▶ Task to carry out
Scan the records below for lines with the word "JSON", then state how many you find and nothing else.

▶ Provided records

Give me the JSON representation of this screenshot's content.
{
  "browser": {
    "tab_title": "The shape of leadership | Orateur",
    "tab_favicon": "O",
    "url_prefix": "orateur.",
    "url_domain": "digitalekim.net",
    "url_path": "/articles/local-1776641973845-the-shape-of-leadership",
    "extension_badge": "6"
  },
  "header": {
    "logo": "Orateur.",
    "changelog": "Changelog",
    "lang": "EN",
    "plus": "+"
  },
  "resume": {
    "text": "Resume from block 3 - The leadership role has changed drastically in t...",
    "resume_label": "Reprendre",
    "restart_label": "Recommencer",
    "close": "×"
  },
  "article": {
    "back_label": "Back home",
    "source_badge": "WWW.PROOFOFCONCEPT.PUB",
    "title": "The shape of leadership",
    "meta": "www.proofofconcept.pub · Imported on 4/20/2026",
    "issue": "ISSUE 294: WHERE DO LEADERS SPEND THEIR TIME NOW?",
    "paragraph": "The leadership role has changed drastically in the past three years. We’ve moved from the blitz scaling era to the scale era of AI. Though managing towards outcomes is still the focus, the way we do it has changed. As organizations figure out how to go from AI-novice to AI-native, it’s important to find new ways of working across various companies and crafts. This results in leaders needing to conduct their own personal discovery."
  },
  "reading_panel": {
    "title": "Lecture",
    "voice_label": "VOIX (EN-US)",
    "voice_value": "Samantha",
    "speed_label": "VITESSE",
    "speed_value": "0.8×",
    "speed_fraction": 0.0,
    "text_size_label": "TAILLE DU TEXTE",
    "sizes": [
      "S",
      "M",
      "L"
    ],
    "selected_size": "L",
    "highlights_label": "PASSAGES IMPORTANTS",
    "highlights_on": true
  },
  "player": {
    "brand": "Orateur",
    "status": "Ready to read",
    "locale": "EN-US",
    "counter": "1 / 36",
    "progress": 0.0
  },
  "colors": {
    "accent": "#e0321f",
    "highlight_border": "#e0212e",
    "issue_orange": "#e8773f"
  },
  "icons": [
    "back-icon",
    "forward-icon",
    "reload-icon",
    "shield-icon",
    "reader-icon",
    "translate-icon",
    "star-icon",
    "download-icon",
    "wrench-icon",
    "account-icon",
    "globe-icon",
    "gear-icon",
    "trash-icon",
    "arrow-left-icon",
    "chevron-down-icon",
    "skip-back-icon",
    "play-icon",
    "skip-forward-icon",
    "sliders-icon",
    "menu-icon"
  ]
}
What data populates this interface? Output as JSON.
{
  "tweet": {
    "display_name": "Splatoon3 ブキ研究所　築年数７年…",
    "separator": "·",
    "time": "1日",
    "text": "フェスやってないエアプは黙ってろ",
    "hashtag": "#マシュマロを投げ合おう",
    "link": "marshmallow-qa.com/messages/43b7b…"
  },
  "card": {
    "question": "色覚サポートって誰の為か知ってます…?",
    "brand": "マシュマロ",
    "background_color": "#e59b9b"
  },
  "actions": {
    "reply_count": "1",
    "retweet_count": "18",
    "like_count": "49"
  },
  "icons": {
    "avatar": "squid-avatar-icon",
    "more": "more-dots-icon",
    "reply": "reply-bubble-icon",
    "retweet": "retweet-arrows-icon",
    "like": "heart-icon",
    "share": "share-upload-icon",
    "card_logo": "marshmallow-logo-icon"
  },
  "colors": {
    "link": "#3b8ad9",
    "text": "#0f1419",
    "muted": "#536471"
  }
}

▶ Solution
2